The disputed domain name <keringgroup.asia> is made up of the Complainant’s registered trademark KERING and the generic word “group”. It is confusingly similar to the Complainant’s registered trademark.
As set out in paragraph 1.1 of WIPO Overview of WIPO Panel Views on Selected UDRP Questions, Second Edition (the “WIPO Overview 2.0”), the first element of the UDRP is generally considered as a standing issue. Paragraph 1.1 provides:
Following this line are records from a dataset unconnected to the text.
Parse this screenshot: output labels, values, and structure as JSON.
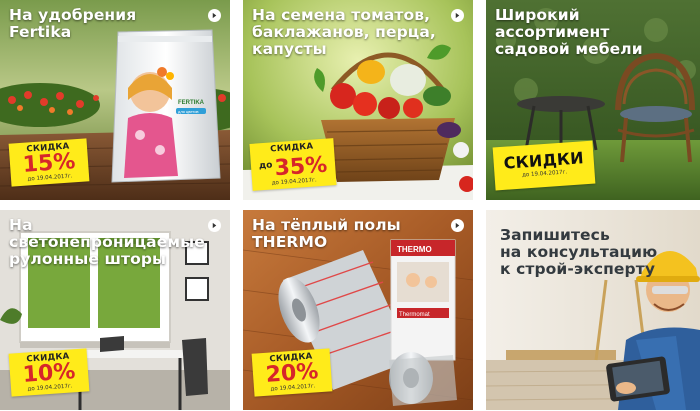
{
  "tiles": [
    {
      "id": "fertilizer",
      "title": "На удобрения\nFertika",
      "product_brand": "FERTIKA",
      "product_text": "для цветов",
      "badge": {
        "label": "СКИДКА",
        "percent": "15%",
        "prefix": "",
        "date": "до 19.04.2017г."
      }
    },
    {
      "id": "seeds",
      "title": "На семена томатов,\nбаклажанов, перца,\nкапусты",
      "badge": {
        "label": "СКИДКА",
        "percent": "35%",
        "prefix": "до",
        "date": "до 19.04.2017г."
      }
    },
    {
      "id": "furniture",
      "title": "Широкий ассортимент\nсадовой мебели",
      "badge": {
        "label": "СКИДКИ",
        "date": "до 19.04.2017г."
      }
    },
    {
      "id": "blinds",
      "title": "На светонепроницаемые\nрулонные шторы",
      "badge": {
        "label": "СКИДКА",
        "percent": "10%",
        "prefix": "",
        "date": "до 19.04.2017г."
      }
    },
    {
      "id": "floor",
      "title": "На тёплый полы\nTHERMO",
      "product_brand": "THERMO",
      "product_text": "Thermomat",
      "badge": {
        "label": "СКИДКА",
        "percent": "20%",
        "prefix": "",
        "date": "до 19.04.2017г."
      }
    },
    {
      "id": "consult",
      "title": "Запишитесь\nна консультацию\nк строй-эксперту"
    }
  ],
  "colors": {
    "badge_bg": "#ffeb1a",
    "badge_text": "#d6262a",
    "title": "#ffffff"
  },
  "icons": {
    "arrow": "chevron-right-icon"
  }
}
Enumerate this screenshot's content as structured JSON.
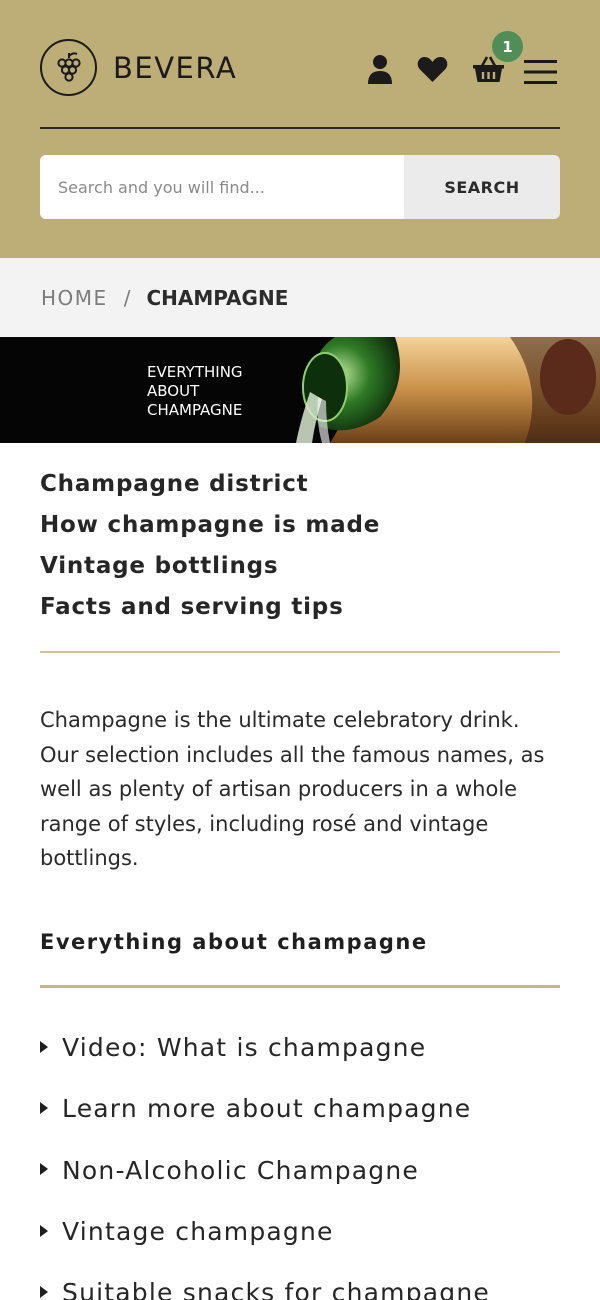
{
  "brand": {
    "name": "BEVERA",
    "accent": "#bdad77"
  },
  "header": {
    "cart_count": "1",
    "icons": [
      "account-icon",
      "heart-icon",
      "basket-icon",
      "menu-icon"
    ]
  },
  "search": {
    "placeholder": "Search and you will find...",
    "button_label": "SEARCH"
  },
  "breadcrumb": {
    "home": "HOME",
    "separator": "/",
    "current": "CHAMPAGNE"
  },
  "banner": {
    "line1": "EVERYTHING",
    "line2": "ABOUT",
    "line3": "CHAMPAGNE"
  },
  "subnav": [
    "Champagne district",
    "How champagne is made",
    "Vintage bottlings",
    "Facts and serving tips"
  ],
  "intro": "Champagne is the ultimate celebratory drink. Our selection includes all the famous names, as well as plenty of artisan producers in a whole range of styles, including rosé and vintage bottlings.",
  "section": {
    "title": "Everything about champagne",
    "links": [
      "Video: What is champagne",
      "Learn more about champagne",
      "Non-Alcoholic Champagne",
      "Vintage champagne",
      "Suitable snacks for champagne"
    ]
  }
}
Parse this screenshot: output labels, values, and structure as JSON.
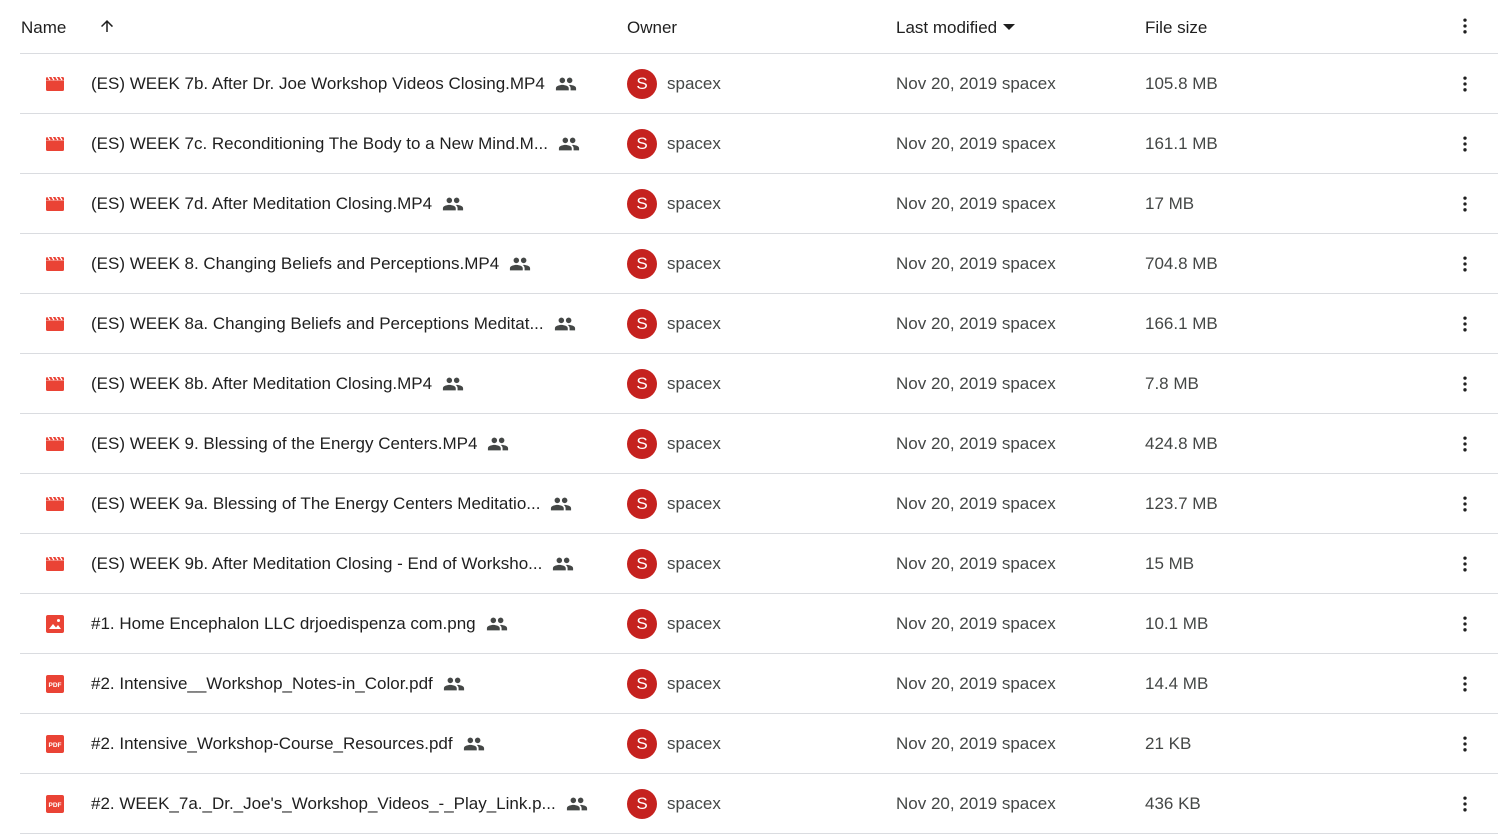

“If the complainant owns a trademark, then it generally satisfies the threshold requirement of having trademark rights. The location of the trademark, its date of registration (or first use) [see also paragraph 1.4 below], and the goods and/or services for which it is registered, are all irrelevant for the purpose of finding rights in a trademark under the first element of the UDRP. However, such factors may bear on a panel's determination whether the respondent has registered and used the domain name in bad faith under the third element of the UDRP.”
The Complainant has registered French and Community trademarks. This is more than sufficient to satisfy the first element of the UDRP.
The first element of the Policy is made out.
B. Rights or Legitimate Interests
The Complainant has made a prima facie case that the Respondents lack rights or legitimate interests in the dispute domain name. The Respondents have not formally responded to the Complaint to assert any rights or legitimate interests in the disputed domain name. The use made by the Respondents of the website at the dispute domain name as a parking page make it hard to imagine that the Respondents could ever establish any rights or legitimate interests. Clearly, none of the circumstances in paragraph 4(c) of the Policy, which sets out how a respondent can prove its rights or legitimate interests, are present in this case.
The Panel finds that the second element of the Policy is made out.
C. Registered and Used in Bad Faith
For the same reasons as those above, the Panel has no hesitation in finding that the disputed domain name was registered in bad faith and is being used in bad faith.
This case clearly falls within paragraph 4(b)(i) of the Policy. The offer to sell the disputed domain name for EUR 1,100 first and then EUR 1,000 and the previous UDRP decisions against the first Respondent are clear circumstances indicating that the Respondents have registered or acquired the disputed domain name primarily for the purpose of selling, renting, or otherwise transferring the domain name registration to the Complainant for valuable consideration in excess of your documented out-of-pocket costs directly related to the disputed domain name.
This case also clearly falls within paragraph 4(b)(iv) of the Policy which provides that a registrant has registered and is using a domain name in bad faith where:
“by using the domain name, you have intentionally attempted to attract, for commercial gain, Internet users to your web site or other on-line location, by creating a likelihood of confusion with the complainant’s mark as to the source, sponsorship, affiliation, or endorsement of your web site or location or of a product or service on your web site or location.”
For the foregoing reasons, in accordance with paragraphs 4(i) of the Policy and 15 of the Rules, the Panel orders that the disputed domain name <keringgroup.asia> be transferred to the Complainant.
Date: March 17, 2014